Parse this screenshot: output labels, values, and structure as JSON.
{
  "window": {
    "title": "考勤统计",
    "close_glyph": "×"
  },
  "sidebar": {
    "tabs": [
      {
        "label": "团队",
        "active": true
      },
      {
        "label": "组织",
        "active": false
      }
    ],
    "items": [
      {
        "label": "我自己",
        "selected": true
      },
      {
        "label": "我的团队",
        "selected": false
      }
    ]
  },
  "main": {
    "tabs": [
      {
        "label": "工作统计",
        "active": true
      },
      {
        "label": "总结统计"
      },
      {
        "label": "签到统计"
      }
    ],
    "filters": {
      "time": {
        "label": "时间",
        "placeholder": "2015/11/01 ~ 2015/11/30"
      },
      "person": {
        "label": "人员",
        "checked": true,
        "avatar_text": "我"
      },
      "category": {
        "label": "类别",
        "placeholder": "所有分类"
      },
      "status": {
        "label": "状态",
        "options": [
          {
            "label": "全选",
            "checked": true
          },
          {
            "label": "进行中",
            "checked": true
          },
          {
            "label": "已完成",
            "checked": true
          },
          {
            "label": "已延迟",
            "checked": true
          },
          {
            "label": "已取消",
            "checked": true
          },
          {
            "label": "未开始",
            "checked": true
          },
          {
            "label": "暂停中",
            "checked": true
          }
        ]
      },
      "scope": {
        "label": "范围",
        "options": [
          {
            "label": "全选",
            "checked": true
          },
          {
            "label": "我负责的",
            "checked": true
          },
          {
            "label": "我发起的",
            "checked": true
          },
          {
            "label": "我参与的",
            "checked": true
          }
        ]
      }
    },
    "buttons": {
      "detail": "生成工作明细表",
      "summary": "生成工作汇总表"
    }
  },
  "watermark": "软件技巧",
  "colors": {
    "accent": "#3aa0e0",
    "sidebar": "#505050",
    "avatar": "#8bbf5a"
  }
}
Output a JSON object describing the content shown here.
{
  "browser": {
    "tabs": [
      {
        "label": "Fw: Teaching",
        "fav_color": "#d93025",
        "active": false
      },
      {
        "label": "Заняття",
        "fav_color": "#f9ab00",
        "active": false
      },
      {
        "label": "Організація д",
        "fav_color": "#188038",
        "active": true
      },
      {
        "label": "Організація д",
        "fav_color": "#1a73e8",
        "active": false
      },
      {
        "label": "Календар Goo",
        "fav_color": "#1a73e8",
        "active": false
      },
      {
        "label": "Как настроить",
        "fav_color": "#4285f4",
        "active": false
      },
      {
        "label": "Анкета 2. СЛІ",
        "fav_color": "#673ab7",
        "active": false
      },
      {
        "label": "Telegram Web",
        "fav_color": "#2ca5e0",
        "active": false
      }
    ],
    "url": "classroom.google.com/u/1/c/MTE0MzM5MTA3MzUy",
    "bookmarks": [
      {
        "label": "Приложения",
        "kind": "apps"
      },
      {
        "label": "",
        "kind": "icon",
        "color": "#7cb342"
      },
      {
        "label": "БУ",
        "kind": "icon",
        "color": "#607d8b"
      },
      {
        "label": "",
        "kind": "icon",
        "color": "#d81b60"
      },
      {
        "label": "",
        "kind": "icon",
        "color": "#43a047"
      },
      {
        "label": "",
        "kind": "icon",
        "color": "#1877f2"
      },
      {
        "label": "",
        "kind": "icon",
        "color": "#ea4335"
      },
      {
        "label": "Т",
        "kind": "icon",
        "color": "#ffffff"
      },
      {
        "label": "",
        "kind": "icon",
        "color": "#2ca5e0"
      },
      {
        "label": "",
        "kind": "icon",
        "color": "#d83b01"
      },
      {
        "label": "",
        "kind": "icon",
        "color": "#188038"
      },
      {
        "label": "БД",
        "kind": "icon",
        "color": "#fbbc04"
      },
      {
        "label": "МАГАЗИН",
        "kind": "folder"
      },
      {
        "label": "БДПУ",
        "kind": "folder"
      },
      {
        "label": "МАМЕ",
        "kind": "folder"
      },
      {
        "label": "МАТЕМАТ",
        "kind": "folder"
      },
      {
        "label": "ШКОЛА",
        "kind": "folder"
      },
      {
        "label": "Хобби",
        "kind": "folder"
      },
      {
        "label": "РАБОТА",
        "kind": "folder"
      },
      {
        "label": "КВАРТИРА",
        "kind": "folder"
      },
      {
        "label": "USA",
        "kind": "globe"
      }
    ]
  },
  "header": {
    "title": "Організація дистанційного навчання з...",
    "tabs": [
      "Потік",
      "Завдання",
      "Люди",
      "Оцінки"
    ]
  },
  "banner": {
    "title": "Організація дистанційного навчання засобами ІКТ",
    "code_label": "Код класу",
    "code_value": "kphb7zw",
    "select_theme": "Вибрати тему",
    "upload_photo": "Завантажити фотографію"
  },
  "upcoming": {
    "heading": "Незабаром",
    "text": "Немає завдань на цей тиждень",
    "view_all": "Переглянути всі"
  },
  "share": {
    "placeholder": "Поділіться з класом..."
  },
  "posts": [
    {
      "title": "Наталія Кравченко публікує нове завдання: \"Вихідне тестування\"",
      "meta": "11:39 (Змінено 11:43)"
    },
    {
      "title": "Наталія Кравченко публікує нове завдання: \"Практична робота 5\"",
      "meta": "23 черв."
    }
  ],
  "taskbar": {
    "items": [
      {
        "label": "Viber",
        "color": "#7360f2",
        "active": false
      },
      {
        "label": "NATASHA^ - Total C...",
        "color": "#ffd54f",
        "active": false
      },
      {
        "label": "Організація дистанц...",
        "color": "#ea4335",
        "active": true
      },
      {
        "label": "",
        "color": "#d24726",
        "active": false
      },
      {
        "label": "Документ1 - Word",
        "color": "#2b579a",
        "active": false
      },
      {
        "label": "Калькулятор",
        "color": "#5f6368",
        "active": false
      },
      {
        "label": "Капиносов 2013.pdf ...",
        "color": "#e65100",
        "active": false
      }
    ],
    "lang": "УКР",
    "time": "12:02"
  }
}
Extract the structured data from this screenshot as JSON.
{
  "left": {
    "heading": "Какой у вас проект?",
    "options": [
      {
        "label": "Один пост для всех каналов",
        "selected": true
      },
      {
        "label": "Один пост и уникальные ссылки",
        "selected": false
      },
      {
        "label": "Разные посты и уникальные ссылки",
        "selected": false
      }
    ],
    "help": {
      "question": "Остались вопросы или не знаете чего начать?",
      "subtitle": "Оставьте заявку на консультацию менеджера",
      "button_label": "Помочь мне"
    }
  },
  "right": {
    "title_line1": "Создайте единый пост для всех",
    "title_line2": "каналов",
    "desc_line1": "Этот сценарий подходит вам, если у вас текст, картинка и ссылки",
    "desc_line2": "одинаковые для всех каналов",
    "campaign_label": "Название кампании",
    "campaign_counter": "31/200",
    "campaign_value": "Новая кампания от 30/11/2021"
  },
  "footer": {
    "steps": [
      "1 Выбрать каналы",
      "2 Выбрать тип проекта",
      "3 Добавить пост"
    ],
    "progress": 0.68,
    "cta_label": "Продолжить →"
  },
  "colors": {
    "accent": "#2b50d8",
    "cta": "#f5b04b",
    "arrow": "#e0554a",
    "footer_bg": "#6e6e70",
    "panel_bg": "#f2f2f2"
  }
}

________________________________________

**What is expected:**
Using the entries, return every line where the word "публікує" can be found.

**Expected answer:**
      "title": "Наталія Кравченко публікує нове завдання: \"Вихідне тестування\"",
      "title": "Наталія Кравченко публікує нове завдання: \"Практична робота 5\"",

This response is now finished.